Videotaped Confession Shows Oundre Akins Describing Steak 'n Shake Murders
Akins' attorney objected to admitting the confessions as evidence, saying his client asked for a lawyer before confessing.
Several key witnesses for the prosecution testified Tuesday in the second day of a first-degree murder trial against Oundre Akins. But the most critical witness was Akins himself.
During the trial, prosecutors played a videotaped confession in which Oundre Akins tells how he and his brother, Anthony Akins, robbed the South County Steak ‘n Shake at about 3:38 a.m. Nov. 10, 2008.
During the confession, given about three days after the murders, Oundre said he and his brother had a plan to rob the Steak ‘n Shake, their former workplace. Oundre also said he shot and killed two employees, Tammy Cantrell and Mark Gerstner.
Akins’ attorney Donald Lee Catlett renewed an objection that the videotaped confession not be admitted as evidence. In a pretrial motion, Catlett had moved to bar the confession from the courtroom.
Catlett said that during the interview Akins asked for an attorney, but was not provided one. Judge Richard C. Bresnahan overruled Catlett’s objection.
A St. Louis County detective testified that he believed Akins was not requesting an attorney, but Oundre was challenging him to produce evidence, coupling the request the statement: “Put me in the car. Put me in the restaurant.”
But once Akins began talking to detectives, he took them step-by-step through the robbery and the shootings.
Akins described how Tammy Cantrell had looked out the restaurant’s rear door and saw them. The two brothers each had worked with Cantrell at the restaurant before being fired.

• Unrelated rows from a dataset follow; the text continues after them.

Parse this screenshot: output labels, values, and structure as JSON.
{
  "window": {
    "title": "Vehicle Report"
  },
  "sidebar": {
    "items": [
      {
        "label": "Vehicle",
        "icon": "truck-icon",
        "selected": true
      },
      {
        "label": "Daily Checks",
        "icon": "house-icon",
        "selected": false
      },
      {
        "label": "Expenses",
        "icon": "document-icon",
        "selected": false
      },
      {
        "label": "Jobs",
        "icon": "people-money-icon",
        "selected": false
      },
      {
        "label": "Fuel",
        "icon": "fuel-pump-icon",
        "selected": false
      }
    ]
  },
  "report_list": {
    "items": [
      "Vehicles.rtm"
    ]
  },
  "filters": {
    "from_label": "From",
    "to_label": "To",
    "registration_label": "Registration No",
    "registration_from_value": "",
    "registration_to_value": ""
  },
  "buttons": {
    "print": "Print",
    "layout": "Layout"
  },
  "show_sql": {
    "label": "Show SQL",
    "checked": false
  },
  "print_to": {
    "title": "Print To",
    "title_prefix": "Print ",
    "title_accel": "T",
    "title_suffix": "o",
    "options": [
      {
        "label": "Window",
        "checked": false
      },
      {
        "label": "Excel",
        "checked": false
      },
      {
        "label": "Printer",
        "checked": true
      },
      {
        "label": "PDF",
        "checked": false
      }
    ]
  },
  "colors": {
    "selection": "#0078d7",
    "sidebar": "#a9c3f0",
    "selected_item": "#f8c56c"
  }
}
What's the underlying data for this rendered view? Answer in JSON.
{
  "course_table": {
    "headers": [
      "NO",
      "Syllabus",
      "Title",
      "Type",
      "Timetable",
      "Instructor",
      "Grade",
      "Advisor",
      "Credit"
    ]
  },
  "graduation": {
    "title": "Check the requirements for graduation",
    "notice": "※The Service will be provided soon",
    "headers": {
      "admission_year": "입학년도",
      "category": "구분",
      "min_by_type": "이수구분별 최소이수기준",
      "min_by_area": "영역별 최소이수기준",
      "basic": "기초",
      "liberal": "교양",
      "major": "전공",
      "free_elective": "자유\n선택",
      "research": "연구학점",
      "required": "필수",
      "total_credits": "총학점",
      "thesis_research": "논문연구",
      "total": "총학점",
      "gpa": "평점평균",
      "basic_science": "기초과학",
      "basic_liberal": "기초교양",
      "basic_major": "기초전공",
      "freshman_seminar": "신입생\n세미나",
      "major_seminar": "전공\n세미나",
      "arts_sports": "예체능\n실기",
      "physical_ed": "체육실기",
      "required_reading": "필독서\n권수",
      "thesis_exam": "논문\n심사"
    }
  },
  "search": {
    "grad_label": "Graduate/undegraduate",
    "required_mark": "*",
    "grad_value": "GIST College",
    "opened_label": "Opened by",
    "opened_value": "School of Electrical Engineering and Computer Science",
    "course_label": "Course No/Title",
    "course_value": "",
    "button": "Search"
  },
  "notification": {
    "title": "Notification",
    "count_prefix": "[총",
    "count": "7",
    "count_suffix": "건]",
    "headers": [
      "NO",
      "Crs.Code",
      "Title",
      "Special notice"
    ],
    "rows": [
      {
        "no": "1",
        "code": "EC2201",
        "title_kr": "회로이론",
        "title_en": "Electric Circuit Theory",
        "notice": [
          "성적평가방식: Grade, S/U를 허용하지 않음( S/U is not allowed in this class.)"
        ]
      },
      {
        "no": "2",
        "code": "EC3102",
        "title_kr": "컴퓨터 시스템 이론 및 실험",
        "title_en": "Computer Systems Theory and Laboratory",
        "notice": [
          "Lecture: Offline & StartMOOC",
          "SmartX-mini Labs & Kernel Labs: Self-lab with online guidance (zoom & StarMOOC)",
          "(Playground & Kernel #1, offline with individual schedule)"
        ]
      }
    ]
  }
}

When Cantrell saw them come in the restaurant’s front door, “She said, ‘Y’all shouldn’t be here,’ ” Oundre said in the videotape. “Then I just shot her.”
Prosecutors said he shot Cantrell six times, emptying his .38 Special.
Oundre said he then took a .380 cal handgun from his brother, who had found Gerstner working in the freezer. Oundre told Gerstner to lie on his stomach.
“I said, ‘She told you our names, didn’t she?” Oundre said. He said Gerstner said yes.
“I shot him in the head,” Oundre told St. Louis County Police detectives. “I shot just one time.”
Handguns turned in
Oundre’s girlfriend at the time of the murders, Lalesia Bell, testified Tuesday that Oundre brought two handguns, bullets and spent seven spent shell casings and put them in her dresser drawer.
Bell said she looked in the drawer at the guns after Akins left, but didn’t touch them. After hearing about the Steak ‘n Shake murders, she talked to an attorney, who advised her to call police.
Lead prosecutor Dean Waldemar said Monday a ballistics expert would testify the firearms—a .38 Special and a .380 cal handgun—and shell casings matched the bullets used to kill Cantrell and Gerstner.
License plate check
Derrick Ahrens, a St. Louis County police officer in 2008, testified that he spotted Anthony Akins car leaving the Steak ‘n Shake parking lot or a lot close to it at 3:40 a.m. Nov. 10. He could not identify the occupants, but said he saw two black males in their early 20s in the car.
Ahrens said the car was the only one on South Lindbergh Boulevard at that time, so he ran a license plate check on the car.
It came back with proper registration and no warrants on the owner, so he followed it and watched as it turned onto Interstate 55 and headed towards Illinois.
Waldemar also presented photos of the white 1988 Buick and the St. Louis County Police car from cameras across the street at a Honda dealership.
‘You don’t belong here’
Prosecutors played a video of Kevin Norris, Akins’ friend, giving a videotaped interview to police days after the shooting.
Catlett again objected to admitting the interview as evidence, but was overruled. Catlett said Norris could not remember the testimony and could not say whether it is accurate.
On the tape, after denying several times that Oundre Akins told him about the shootings or where the guns were hidden, Norris gave the following testimony on the tape:
“He say he go up in there and told her, ‘Get down on the floor,’ and she say, ‘You don’t belong here,” and he started shooting,” Norris said on the videotape.
Norris testified Monday that he couldn’t remember giving the videotaped testimony to police.
Catlett repeatedly asked Norris if he remembered speaking to Akins about the shootings, talking to police, what he said to police or if it was truthful or not. Norris said he did not remember.
“The reason you don’t remember is because of the excessive amount of weed and liquor you used, is that true,” Catlett asked.
“Yes sir,” Norris said.
Catlett said police enticed Norris into telling by offering to drop a weapons charge against him.
Prosecutors replied that Norris knew details about the case not released to the public at the time.
“You’re not saying what you said is untrue, you’re just saying you don’t remember,” a prosecutor asked Norris.
“Right,” Norris said.
For more information on the trial on Mehlville-Oakville Patch, see the following articles: